**WORK ORDER:** Scan the lines below for "icon" and copy the matches.

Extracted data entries
◇ ◇ ◇ ◇ ◇

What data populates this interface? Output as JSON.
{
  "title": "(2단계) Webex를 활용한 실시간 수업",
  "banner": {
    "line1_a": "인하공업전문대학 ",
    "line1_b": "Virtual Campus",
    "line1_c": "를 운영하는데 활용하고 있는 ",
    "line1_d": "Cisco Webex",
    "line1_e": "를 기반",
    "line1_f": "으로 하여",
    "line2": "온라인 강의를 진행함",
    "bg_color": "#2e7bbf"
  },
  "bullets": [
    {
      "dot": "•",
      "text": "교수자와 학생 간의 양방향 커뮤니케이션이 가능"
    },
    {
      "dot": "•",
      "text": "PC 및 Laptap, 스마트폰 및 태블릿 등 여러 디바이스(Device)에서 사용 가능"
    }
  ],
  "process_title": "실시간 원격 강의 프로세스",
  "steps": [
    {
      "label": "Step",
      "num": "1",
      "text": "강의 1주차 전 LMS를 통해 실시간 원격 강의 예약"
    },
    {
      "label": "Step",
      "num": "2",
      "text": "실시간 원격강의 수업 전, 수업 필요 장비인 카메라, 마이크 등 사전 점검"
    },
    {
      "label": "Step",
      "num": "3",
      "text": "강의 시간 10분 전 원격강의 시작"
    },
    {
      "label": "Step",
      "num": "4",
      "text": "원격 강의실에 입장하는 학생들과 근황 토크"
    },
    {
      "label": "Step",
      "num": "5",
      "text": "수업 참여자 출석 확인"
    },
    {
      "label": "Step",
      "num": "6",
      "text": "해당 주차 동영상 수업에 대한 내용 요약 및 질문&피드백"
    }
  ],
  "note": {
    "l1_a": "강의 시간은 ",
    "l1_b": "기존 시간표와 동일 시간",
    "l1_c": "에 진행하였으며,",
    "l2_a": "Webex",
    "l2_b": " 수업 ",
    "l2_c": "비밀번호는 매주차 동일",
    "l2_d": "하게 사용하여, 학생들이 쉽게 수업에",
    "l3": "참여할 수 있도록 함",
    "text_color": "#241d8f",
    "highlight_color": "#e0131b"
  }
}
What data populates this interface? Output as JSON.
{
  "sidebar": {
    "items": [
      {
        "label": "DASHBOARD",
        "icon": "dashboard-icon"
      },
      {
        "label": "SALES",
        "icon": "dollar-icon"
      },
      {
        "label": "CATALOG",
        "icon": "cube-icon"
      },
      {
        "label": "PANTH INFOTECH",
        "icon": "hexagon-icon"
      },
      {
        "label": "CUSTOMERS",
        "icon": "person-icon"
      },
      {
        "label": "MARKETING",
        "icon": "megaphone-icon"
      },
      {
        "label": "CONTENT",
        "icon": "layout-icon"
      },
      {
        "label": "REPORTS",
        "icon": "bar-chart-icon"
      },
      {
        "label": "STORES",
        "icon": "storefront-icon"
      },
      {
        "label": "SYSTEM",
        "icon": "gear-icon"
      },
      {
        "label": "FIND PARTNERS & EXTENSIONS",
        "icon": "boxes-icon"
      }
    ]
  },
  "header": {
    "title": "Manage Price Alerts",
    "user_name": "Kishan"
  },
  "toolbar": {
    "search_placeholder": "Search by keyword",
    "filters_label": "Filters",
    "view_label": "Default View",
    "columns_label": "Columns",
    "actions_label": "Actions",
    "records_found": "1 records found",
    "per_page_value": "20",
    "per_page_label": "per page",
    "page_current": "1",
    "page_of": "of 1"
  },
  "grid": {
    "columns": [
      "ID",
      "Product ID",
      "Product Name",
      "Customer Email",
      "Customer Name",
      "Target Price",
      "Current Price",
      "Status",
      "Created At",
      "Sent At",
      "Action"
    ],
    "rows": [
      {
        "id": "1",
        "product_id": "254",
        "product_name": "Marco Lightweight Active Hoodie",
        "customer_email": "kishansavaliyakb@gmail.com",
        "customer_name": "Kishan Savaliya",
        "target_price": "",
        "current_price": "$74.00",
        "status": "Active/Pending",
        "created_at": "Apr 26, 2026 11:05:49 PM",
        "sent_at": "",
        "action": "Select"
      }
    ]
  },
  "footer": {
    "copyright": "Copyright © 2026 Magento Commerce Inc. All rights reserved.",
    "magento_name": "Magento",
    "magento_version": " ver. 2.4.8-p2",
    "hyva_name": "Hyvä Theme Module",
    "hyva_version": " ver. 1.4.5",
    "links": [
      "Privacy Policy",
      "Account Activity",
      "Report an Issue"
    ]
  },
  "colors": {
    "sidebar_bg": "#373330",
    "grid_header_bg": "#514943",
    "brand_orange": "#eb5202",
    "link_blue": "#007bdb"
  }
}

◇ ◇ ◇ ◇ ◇

**EXPECTED ANSWER:**
        "icon": "dashboard-icon"
        "icon": "dollar-icon"
        "icon": "cube-icon"
        "icon": "hexagon-icon"
        "icon": "person-icon"
        "icon": "megaphone-icon"
        "icon": "layout-icon"
        "icon": "bar-chart-icon"
        "icon": "storefront-icon"
        "icon": "gear-icon"
        "icon": "boxes-icon"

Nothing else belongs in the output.